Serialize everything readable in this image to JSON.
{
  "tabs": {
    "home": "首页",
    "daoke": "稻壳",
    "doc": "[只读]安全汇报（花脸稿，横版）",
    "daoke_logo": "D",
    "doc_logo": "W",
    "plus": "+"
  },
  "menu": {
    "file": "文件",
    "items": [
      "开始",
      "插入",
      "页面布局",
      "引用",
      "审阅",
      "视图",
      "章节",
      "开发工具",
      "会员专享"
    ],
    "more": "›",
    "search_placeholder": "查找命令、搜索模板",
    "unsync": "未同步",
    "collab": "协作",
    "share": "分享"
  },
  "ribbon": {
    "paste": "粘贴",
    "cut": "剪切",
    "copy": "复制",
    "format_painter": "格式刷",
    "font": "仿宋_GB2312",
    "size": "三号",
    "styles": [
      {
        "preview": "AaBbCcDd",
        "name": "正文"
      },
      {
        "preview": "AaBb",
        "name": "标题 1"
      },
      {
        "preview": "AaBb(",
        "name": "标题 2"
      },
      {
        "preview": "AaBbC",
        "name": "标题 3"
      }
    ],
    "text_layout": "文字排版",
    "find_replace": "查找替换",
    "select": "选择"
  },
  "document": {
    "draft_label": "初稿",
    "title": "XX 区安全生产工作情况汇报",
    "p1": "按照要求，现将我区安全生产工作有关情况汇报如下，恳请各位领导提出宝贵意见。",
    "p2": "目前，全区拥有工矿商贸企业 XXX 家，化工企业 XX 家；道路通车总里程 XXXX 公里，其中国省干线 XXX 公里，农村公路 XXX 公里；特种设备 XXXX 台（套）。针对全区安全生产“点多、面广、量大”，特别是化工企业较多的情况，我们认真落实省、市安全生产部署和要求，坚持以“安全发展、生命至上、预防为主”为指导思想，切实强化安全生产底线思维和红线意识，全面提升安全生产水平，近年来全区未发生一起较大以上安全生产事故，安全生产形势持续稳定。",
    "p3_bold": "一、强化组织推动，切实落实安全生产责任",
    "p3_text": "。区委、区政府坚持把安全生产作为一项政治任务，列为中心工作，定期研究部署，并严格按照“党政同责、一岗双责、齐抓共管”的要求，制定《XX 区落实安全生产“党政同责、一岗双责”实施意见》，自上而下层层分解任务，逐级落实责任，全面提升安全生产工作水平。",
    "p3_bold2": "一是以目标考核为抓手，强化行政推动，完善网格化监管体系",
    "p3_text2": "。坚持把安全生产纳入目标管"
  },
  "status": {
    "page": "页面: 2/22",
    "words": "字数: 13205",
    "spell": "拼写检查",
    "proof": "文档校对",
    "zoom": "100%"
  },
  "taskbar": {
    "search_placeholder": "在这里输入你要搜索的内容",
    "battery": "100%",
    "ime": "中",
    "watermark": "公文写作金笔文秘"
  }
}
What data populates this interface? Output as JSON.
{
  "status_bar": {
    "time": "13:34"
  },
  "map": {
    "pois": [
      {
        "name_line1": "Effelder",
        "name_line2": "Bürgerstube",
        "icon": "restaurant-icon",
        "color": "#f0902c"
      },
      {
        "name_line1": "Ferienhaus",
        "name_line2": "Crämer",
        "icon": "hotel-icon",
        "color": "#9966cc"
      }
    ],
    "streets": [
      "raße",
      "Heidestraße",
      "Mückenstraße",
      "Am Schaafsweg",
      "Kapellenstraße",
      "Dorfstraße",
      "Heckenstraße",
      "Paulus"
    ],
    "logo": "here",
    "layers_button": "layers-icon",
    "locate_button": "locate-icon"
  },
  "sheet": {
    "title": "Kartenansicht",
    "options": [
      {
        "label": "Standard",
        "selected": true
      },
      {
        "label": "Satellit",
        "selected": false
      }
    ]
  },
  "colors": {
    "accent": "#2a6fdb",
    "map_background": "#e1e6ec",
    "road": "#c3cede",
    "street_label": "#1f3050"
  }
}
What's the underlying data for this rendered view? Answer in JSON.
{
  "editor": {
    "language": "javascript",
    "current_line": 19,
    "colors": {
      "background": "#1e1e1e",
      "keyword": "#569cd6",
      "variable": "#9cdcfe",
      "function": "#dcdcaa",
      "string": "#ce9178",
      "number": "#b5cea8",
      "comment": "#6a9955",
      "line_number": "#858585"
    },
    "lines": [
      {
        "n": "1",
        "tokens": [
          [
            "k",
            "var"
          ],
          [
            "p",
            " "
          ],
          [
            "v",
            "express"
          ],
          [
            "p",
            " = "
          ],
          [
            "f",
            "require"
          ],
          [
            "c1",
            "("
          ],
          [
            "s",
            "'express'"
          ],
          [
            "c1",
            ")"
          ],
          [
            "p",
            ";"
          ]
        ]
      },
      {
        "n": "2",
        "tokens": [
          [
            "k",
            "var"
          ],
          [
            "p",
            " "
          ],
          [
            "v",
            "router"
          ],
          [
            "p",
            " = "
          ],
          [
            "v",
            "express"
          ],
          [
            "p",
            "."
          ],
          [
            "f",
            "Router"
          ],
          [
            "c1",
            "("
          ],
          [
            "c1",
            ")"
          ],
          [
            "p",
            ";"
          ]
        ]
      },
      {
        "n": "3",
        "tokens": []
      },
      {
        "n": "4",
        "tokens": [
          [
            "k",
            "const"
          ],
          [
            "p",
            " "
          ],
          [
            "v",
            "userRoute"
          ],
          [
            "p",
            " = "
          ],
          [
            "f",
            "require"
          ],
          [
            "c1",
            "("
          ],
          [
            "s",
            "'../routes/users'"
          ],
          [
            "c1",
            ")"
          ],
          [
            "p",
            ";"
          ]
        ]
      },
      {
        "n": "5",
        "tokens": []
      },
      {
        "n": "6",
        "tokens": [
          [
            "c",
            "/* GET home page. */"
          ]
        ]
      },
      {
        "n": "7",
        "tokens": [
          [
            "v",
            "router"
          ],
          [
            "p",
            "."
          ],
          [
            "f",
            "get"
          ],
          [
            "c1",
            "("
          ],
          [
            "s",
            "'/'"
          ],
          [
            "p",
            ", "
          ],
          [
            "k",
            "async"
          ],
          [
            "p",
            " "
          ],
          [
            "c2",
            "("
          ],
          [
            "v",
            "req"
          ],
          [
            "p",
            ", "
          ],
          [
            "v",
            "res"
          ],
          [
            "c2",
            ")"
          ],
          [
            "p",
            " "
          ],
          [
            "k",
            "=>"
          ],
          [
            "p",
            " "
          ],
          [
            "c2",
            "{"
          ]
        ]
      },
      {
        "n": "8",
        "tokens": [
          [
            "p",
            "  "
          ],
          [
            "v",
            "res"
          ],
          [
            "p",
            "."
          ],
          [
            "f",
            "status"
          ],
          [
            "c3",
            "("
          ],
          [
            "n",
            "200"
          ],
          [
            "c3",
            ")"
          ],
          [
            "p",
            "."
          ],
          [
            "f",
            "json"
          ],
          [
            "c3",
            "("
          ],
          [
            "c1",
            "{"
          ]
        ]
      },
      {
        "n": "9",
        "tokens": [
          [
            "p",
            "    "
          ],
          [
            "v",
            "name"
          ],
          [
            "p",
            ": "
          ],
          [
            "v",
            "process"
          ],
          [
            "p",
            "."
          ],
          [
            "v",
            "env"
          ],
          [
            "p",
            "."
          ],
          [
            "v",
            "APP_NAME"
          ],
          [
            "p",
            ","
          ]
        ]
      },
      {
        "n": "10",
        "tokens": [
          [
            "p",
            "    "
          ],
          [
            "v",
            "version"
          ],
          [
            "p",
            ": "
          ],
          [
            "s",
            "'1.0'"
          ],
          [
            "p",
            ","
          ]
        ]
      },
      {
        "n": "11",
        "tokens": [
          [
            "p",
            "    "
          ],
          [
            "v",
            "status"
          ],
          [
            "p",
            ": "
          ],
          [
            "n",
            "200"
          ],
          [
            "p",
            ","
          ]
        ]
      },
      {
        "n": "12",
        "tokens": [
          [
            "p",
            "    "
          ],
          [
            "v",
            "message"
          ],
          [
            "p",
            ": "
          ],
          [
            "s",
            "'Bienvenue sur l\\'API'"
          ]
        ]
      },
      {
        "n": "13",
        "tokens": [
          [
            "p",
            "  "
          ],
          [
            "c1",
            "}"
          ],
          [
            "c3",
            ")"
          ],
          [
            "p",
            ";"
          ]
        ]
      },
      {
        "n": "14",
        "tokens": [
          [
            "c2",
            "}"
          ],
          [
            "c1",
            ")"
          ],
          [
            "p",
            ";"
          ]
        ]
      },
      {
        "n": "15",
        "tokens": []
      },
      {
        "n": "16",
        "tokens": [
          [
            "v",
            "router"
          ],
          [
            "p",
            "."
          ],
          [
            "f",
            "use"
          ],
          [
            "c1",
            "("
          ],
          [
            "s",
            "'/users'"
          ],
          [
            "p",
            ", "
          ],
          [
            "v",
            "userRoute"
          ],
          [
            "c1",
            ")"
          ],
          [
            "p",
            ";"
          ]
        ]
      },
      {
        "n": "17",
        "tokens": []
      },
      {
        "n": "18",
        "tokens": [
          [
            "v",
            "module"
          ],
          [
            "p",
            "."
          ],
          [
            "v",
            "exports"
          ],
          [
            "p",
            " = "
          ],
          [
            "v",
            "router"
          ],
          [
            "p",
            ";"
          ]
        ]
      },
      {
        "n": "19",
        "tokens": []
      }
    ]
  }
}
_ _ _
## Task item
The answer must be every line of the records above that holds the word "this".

## Solution to the problem
Serialize everything readable in this image to JSON.
What data populates this interface? Output as JSON.
What's the underlying data for this rendered view? Answer in JSON.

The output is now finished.